◆ **Your instructions**: Leave out the pictures and restate every entry word for word.

◆ **Data for the task**:
● ● ● ●
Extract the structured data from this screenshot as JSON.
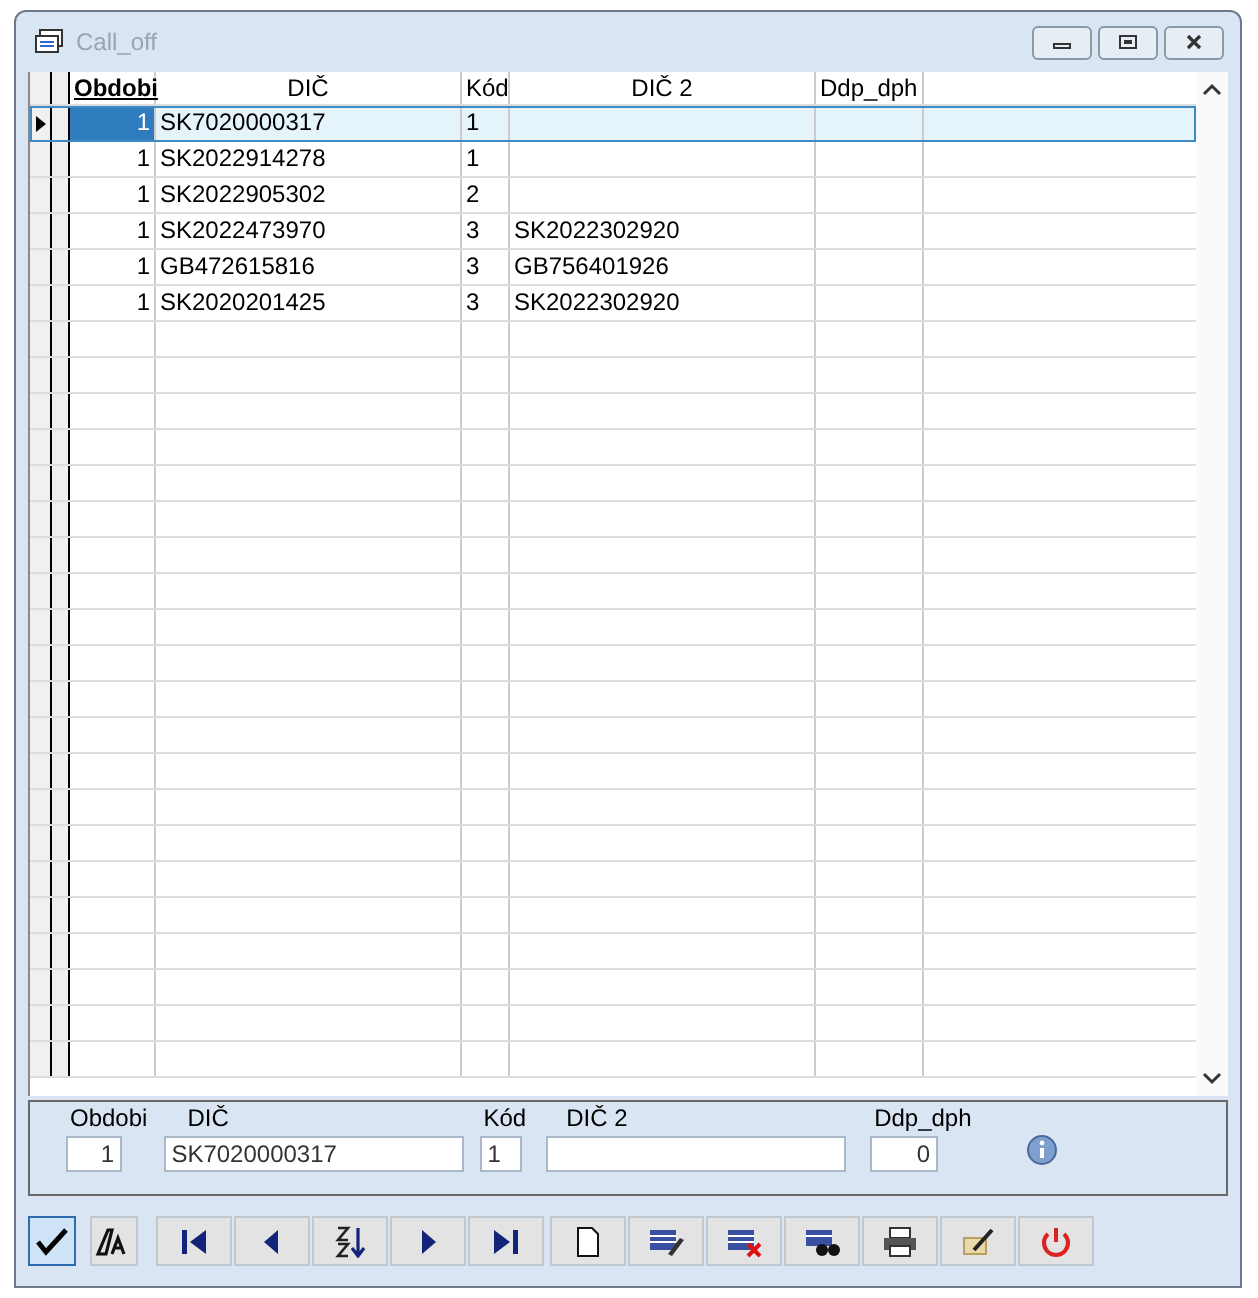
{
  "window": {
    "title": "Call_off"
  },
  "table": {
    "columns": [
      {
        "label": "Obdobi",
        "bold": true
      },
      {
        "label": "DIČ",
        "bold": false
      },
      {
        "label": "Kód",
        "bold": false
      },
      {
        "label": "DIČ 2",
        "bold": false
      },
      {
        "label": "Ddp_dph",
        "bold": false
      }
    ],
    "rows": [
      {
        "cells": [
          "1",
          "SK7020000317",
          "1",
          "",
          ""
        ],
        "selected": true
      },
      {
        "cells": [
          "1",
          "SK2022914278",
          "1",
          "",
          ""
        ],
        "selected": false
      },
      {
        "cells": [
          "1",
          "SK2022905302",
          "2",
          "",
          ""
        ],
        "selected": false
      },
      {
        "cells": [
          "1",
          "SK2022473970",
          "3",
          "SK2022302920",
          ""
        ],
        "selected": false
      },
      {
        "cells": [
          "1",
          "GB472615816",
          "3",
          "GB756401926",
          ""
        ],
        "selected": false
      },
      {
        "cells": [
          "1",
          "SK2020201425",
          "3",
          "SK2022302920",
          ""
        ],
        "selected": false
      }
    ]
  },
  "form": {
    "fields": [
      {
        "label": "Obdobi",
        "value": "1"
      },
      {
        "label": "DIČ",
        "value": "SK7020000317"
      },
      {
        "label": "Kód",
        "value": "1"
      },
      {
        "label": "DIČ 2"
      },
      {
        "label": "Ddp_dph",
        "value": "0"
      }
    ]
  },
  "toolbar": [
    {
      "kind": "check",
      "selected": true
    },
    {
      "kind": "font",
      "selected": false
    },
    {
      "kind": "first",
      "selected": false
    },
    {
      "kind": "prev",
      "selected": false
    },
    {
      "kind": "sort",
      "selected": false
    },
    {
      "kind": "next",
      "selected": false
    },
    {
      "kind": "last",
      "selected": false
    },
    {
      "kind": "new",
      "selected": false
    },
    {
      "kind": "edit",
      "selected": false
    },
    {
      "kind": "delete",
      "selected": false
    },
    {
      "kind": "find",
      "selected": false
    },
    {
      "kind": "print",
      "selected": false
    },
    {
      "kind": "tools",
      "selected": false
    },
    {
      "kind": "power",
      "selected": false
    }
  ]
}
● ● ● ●
◆ **Answer section**:
Extract the structured data from this screenshot as JSON.
{
  "window": {
    "title": "Call_off"
  },
  "table": {
    "columns": [
      {
        "label": "Obdobi",
        "bold": true
      },
      {
        "label": "DIČ",
        "bold": false
      },
      {
        "label": "Kód",
        "bold": false
      },
      {
        "label": "DIČ 2",
        "bold": false
      },
      {
        "label": "Ddp_dph",
        "bold": false
      }
    ],
    "rows": [
      {
        "cells": [
          "1",
          "SK7020000317",
          "1",
          "",
          ""
        ],
        "selected": true
      },
      {
        "cells": [
          "1",
          "SK2022914278",
          "1",
          "",
          ""
        ],
        "selected": false
      },
      {
        "cells": [
          "1",
          "SK2022905302",
          "2",
          "",
          ""
        ],
        "selected": false
      },
      {
        "cells": [
          "1",
          "SK2022473970",
          "3",
          "SK2022302920",
          ""
        ],
        "selected": false
      },
      {
        "cells": [
          "1",
          "GB472615816",
          "3",
          "GB756401926",
          ""
        ],
        "selected": false
      },
      {
        "cells": [
          "1",
          "SK2020201425",
          "3",
          "SK2022302920",
          ""
        ],
        "selected": false
      }
    ]
  },
  "form": {
    "fields": [
      {
        "label": "Obdobi",
        "value": "1"
      },
      {
        "label": "DIČ",
        "value": "SK7020000317"
      },
      {
        "label": "Kód",
        "value": "1"
      },
      {
        "label": "DIČ 2"
      },
      {
        "label": "Ddp_dph",
        "value": "0"
      }
    ]
  },
  "toolbar": [
    {
      "kind": "check",
      "selected": true
    },
    {
      "kind": "font",
      "selected": false
    },
    {
      "kind": "first",
      "selected": false
    },
    {
      "kind": "prev",
      "selected": false
    },
    {
      "kind": "sort",
      "selected": false
    },
    {
      "kind": "next",
      "selected": false
    },
    {
      "kind": "last",
      "selected": false
    },
    {
      "kind": "new",
      "selected": false
    },
    {
      "kind": "edit",
      "selected": false
    },
    {
      "kind": "delete",
      "selected": false
    },
    {
      "kind": "find",
      "selected": false
    },
    {
      "kind": "print",
      "selected": false
    },
    {
      "kind": "tools",
      "selected": false
    },
    {
      "kind": "power",
      "selected": false
    }
  ]
}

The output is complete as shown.